How does a Community Foundation celebrate good times?  Well, while we're no Cool and the Gang, we get the concept of celebrating all of the good things happening in Grant County thanks to the generosity of our donors. Each year we have an Annual Meeting—this year it will be May 17th at 6:00 p.m. at Roseburg.  And, it’s now a tradition to give away $5000 to some lucky donor that can be used to start an endowment or add to their favorite endowment…IF they are present that night.
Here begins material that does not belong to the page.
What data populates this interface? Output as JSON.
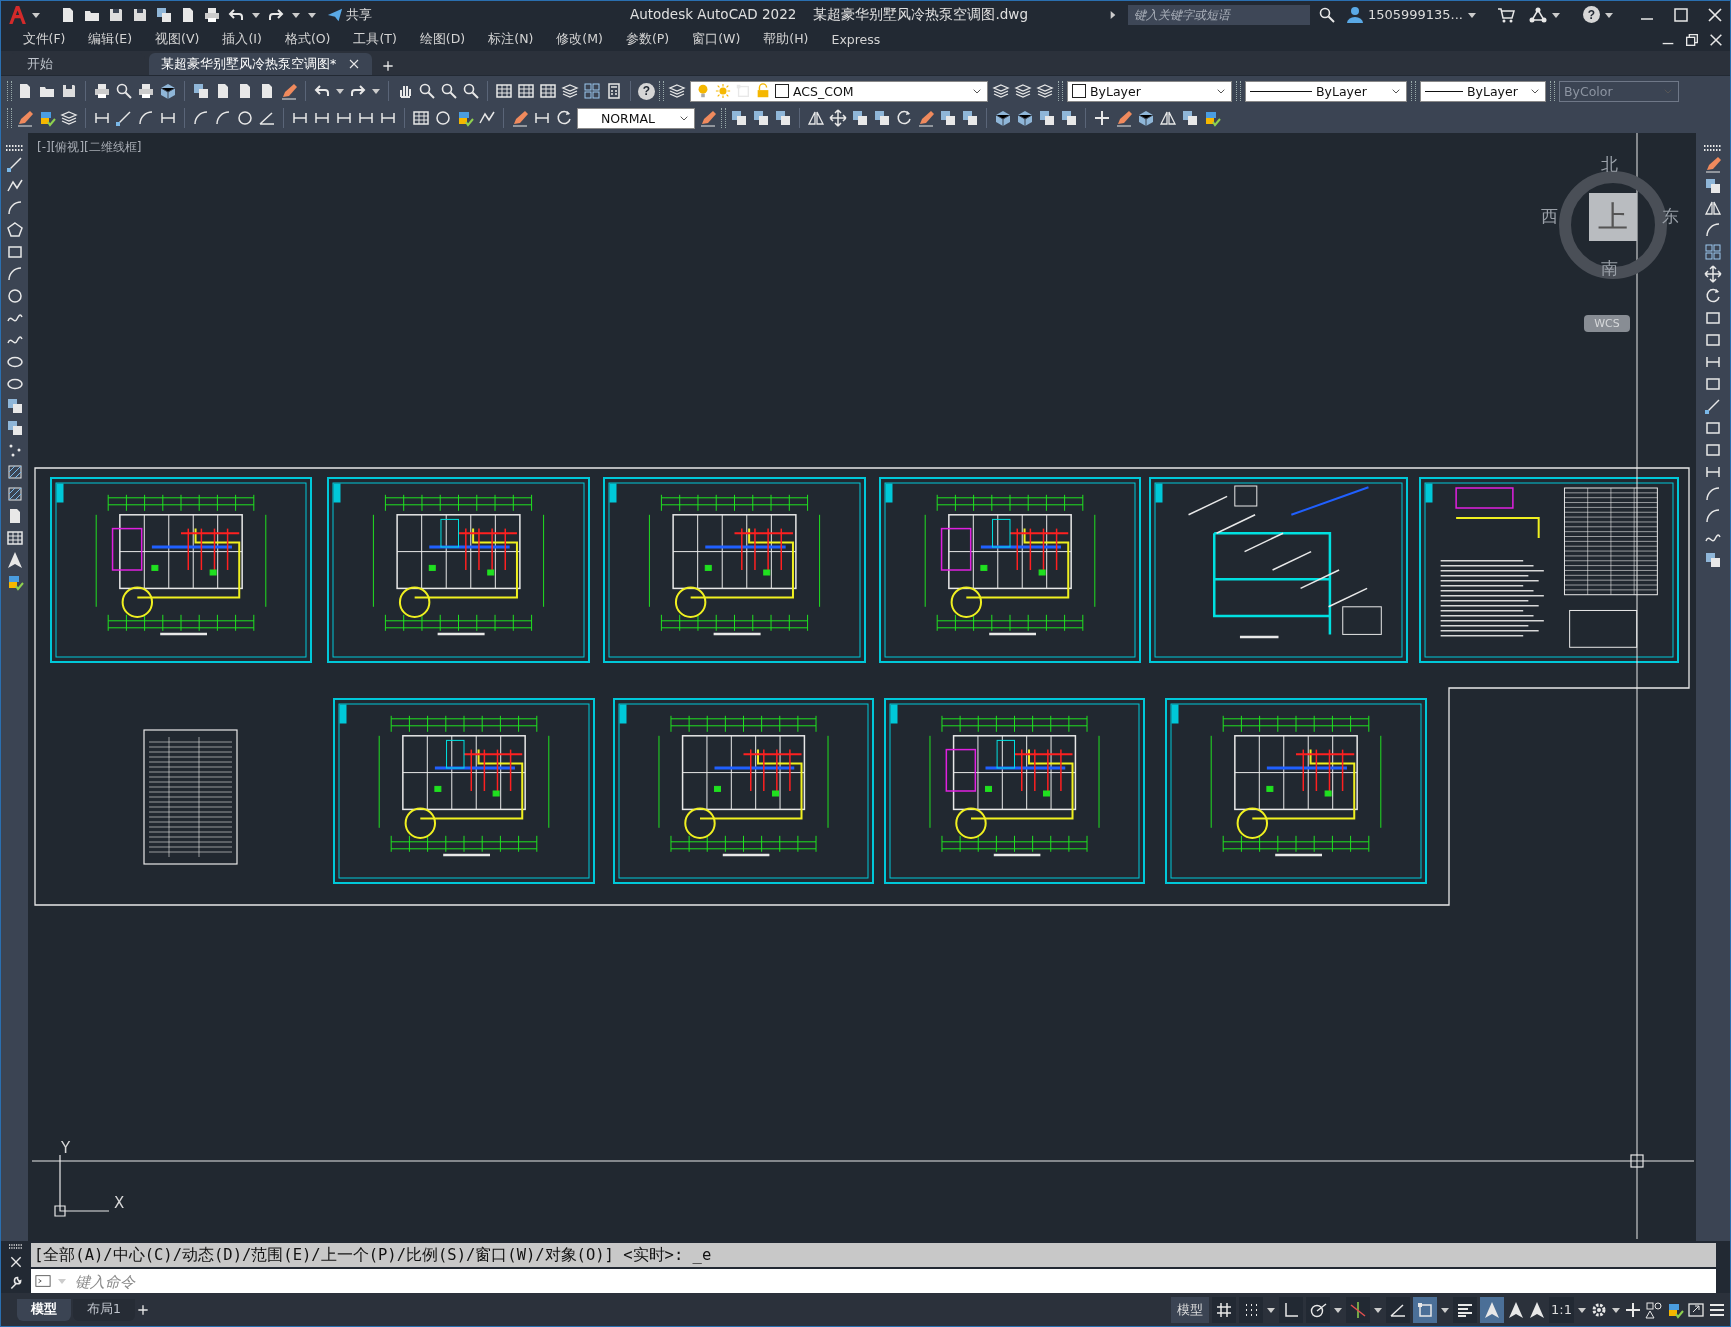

We also honor three Spirit of Philanthropy Award winners for the year.  This year we’ll be celebrating Vectren Foundation for their local work with the Magnificent Se7en Project, Mike McMillen for all he’s done with the United Way, and the Boys and Girls Club for their continued work with the youth of Grant County.  This year our theme is “Words of Many Thanks”.  Why?  Because we should celebrate all of the donors that we have who make the hundreds of scholarships we give possible, not to mention the hundreds of thousands of dollars that are given toward projects and programming in the Grant County area. We celebrate birthdays, anniversaries, and holidays.  Why...